Says lead author Stephanie Anzman-Frasca, Ph.D., “These early exposures familiarize the baby with specific flavors as well as the experience of variety and set the stage for later acceptance of healthy flavors in solid foods.”

So if you’re enjoying broccoli, dark greens like kale and good-for-you salmon while you’re pregnant, your fetus will experience those flavors and learn to love them! Then when you start feeding your child solid foods, the battle over “eat your vegetables” and even salmon (it improves kids’ sleep and their IQ 11 years later) will be won before it begins!

Clarifying the opioid substitutes that the Center for Science in the Public Interest did investigate

When Hofstra University’s departments of earth sciences and geology helped put together a teaching guide for GeoTeach to sort out the facts from science fiction in the “Jurassic Park” movies, they acknowledged that the filmmakers got many things right … and a few facts wrong. For example, a Pteranodon — the name itself means “wings with no teeth” — couldn’t have swooped down, teeth bared, plucked a 12-year-old boy off the ground and flown away!

Well, we also made a mistake when we said that the Center for Science in the Public Interest included kratom in their investigation titled “Crackdown Urged on Supplements Marketed as Opioid Withdrawal Aids.” Their study specifically excluded kratom, the opioid substitute that’s also being touted on the Internet as a healthy alternative. This product, which we were focusing on in our column, was the target of a Food and Drug Administration warning to consumers; it wasn’t part of the CSPI investigation, and we want to set that record straight.

What CSPI did urge authorities to crack down on were companies that produce products such as Mitadone Anti Opiate Aid Plus, Opiate Detox Pro and TaperAid Complete. Both CSPI and the FDA stress that there are three FDA-approved, medically assisted treatments for opioid addiction withdrawal: methadone, buprenorphine and naltrexone. These are treatments consumers can depend on, and we hope that others come along.

Consider this our “Redactyl” to our Pteranodon, and we look forward to the continued good work the Center for Science in the Public Interest accomplishes year in and year out.

Avoiding and managing varicose veins

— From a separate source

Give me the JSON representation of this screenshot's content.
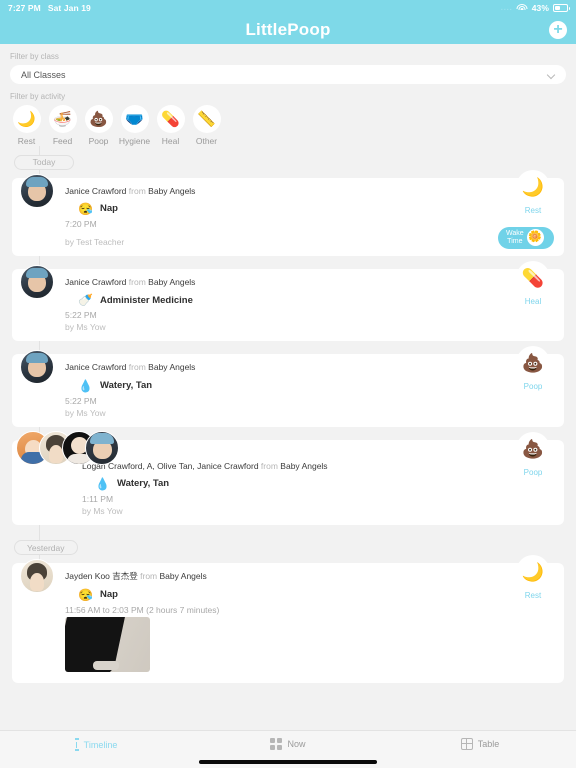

On an episode of “Friends,” the gang arrives late to Monica and Chandler’s for dinner. “I bet that vein on Monica’s forehead is popping like crazy,” says Phoebe when Monica won’t let them in. When Rachel suggests eating leftovers instead, Monica warns, “You touch that, and you will be sorry!”

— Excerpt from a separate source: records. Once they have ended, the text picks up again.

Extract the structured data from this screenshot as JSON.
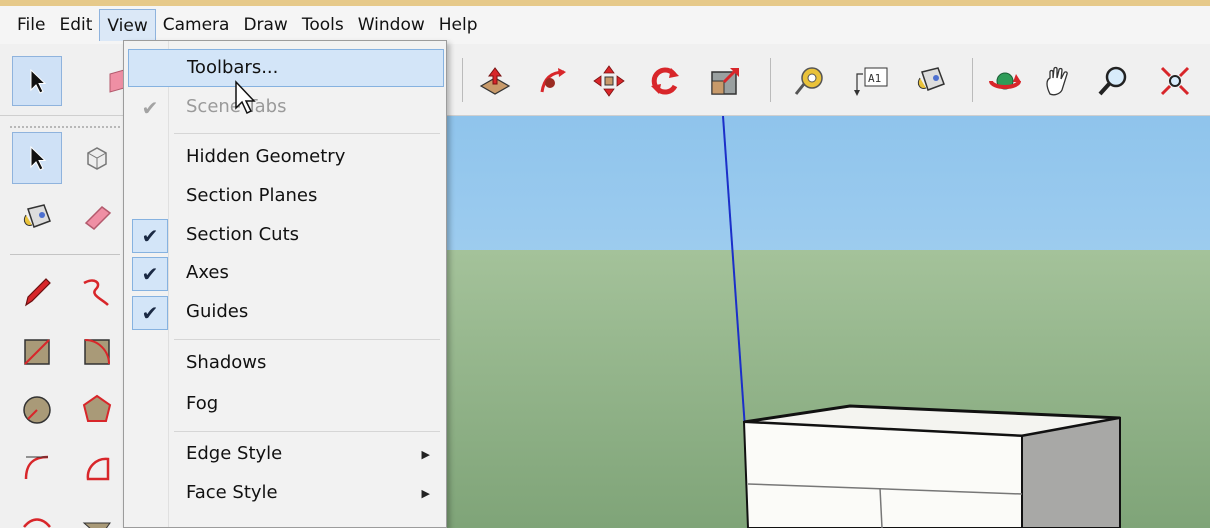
{
  "menubar": {
    "items": [
      "File",
      "Edit",
      "View",
      "Camera",
      "Draw",
      "Tools",
      "Window",
      "Help"
    ],
    "active": "View"
  },
  "view_menu": {
    "items": [
      {
        "label": "Toolbars...",
        "checked": false,
        "disabled": false,
        "submenu": false,
        "highlighted": true
      },
      {
        "label": "Scene Tabs",
        "checked": true,
        "disabled": true,
        "submenu": false,
        "highlighted": false
      },
      {
        "label": "Hidden Geometry",
        "checked": false,
        "disabled": false,
        "submenu": false,
        "highlighted": false
      },
      {
        "label": "Section Planes",
        "checked": false,
        "disabled": false,
        "submenu": false,
        "highlighted": false
      },
      {
        "label": "Section Cuts",
        "checked": true,
        "disabled": false,
        "submenu": false,
        "highlighted": false
      },
      {
        "label": "Axes",
        "checked": true,
        "disabled": false,
        "submenu": false,
        "highlighted": false
      },
      {
        "label": "Guides",
        "checked": true,
        "disabled": false,
        "submenu": false,
        "highlighted": false
      },
      {
        "label": "Shadows",
        "checked": false,
        "disabled": false,
        "submenu": false,
        "highlighted": false
      },
      {
        "label": "Fog",
        "checked": false,
        "disabled": false,
        "submenu": false,
        "highlighted": false
      },
      {
        "label": "Edge Style",
        "checked": false,
        "disabled": false,
        "submenu": true,
        "highlighted": false
      },
      {
        "label": "Face Style",
        "checked": false,
        "disabled": false,
        "submenu": true,
        "highlighted": false
      }
    ]
  },
  "toolbar": {
    "icons": [
      "select-icon",
      "eraser-icon",
      "push-pull-icon",
      "follow-me-icon",
      "move-icon",
      "rotate-icon",
      "scale-icon",
      "tape-measure-icon",
      "text-icon",
      "paint-bucket-icon",
      "orbit-icon",
      "pan-icon",
      "zoom-icon",
      "zoom-extents-icon"
    ],
    "text_icon_glyph": "A1"
  },
  "left_toolbar": {
    "icons": [
      "select-icon",
      "make-component-icon",
      "paint-bucket-icon",
      "eraser-icon",
      "pencil-icon",
      "freehand-icon",
      "rectangle-icon",
      "rotated-rectangle-icon",
      "circle-icon",
      "polygon-icon",
      "arc-icon",
      "pie-icon"
    ]
  },
  "colors": {
    "accent": "#d3e5f8",
    "accent_border": "#86b2e0",
    "sky": "#a5d2f1",
    "ground": "#90b389",
    "tool_red": "#d8262a"
  }
}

“Guys, I’d listen to her,” says Chandler. “The vein is bigger than I’ve ever seen it.”

Bulging veins in comedy go back to Sid Caesar in the 1950s, but varicose veins are a different story. They can be painful and disfiguring.

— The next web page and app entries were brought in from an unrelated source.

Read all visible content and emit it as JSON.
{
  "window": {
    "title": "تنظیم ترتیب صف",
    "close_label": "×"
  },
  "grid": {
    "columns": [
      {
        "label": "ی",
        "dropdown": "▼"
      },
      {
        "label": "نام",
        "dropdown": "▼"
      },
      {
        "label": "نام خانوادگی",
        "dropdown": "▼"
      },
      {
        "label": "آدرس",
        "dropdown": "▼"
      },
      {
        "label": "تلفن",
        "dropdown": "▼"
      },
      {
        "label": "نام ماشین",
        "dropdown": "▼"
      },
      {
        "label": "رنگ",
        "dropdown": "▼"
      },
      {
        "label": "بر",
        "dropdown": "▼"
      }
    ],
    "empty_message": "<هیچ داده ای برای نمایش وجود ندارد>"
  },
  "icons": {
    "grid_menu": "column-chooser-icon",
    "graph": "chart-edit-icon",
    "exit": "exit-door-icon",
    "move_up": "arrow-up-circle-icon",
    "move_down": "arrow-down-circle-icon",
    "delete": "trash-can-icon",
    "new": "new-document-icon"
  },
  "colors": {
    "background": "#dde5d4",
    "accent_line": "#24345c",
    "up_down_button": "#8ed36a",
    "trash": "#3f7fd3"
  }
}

Veins carry blood back to the heart after oxygen is delivered to your cells. They accomplish their mission by using valves that open and close, keeping blood headed in the right direction. But if those valves weaken, blood can back up and pool, causing swollen, twisted veins. If you notice them on your calves or thighs, there are ways to ease the pain and stop them from getting worse:

• Exercise regularly to strengthen vessel walls and move blood through your veins.

• Don’t sit for long periods of time; elevate legs when resting.

• Maintaining a healthy weight relieves pressure on veins.

• Avoid tight clothes around the groin and thighs.

• Wear compression stockings (the right compression pressure!) and put them on correctly, if prescribed.

• Talk to your doc about routine aspirin use.

• If VVs become painful or a clot forms, medical interventions include chemical injections (sclerotherapy); laser therapy (for small VVs); endovenous ablation (heat-sealing of veins); for severe cases, surgery.

Mehmet Oz, M.D. is host of “The Dr. Oz Show,” and Mike Roizen, M.D. is Chief Wellness Officer and Chair of Wellness Institute at Cleveland Clinic. To live your healthiest, tune into “The Dr. Oz Show” or visit